From The Blade The latest Waterville city council meeting was the city’s first to be live-streamed on YouTube — making a long-planned digital addition a reality.

“By putting it on the internet, it will allow it to be seen by more people,” City Administrator Jim Bagdonas said.

Local governments around and including the city of Toledo have leveraged their websites and social media to make their meetings more accessible.

“I just wanted to get the information out to as many people as possible,” Bedford Township Supervisor Paul Pirrone said about the recent addition of a Facebook Live stream of township meetings.

Both Waterville and Bedford Township have added online viewing options to their traditional broadcast channel, which will continue for both municipalities.

Bedford’s live-stream reaches thousands of potential viewers. So far hundreds have checked in to view the meetings. Those clips are archived both on the township Facebook page and website.

Waterville had long broadcast its meetings on its Time Warner Cable channel, but with audio and video quality that reflected the old technology in Waterville’s city council chambers.

“The quality of the audio and video wasn’t what we wanted it to be,” Mr. Bagdonas said.

City council had the $25,000 it took to upgrade the technology set aside in its capital improvement budget for the past five years, he said, with everything coming together in time for the July 24th meeting.

Bedford Township had its meetings broadcast live on its Buckeye Broadband channel at no cost to the township. Buckeye and The Blade are owned by Block Communications Inc.

The city of Toledo’s city council meetings are broadcast on WGTE-TV, with audio placed on the city’s Google site shortly after the meetings end. Only the most recent meetings are kept live on the site because of space restrictions, Toledo city council clerk Gerald Dedinger said. Older footage is available by request dating back to 2000.

“We typically get it online right away,” Mr. Dedinger said.

Several municipalities have the full audio from meetings published, including the cities of Oregon and Sylvania and Perrysburg and Sylvania Townships.

Sharon Bucher, the city of Sylvania’s clerk of council, said in her five years in the job there have not been any discussions about adding video recordings to the website.
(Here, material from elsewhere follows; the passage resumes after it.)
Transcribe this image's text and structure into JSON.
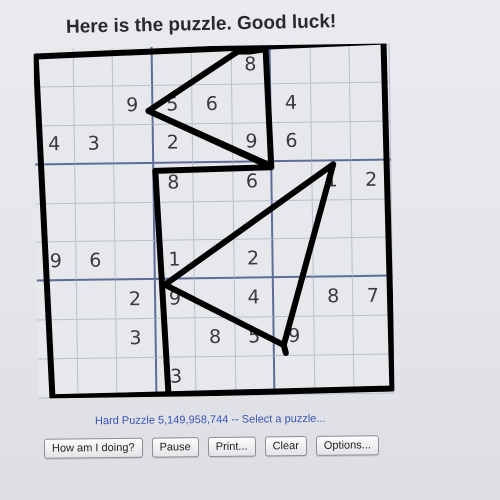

“The most important part is the audio,” she said, and the city typically places the full audio online the day after the meeting.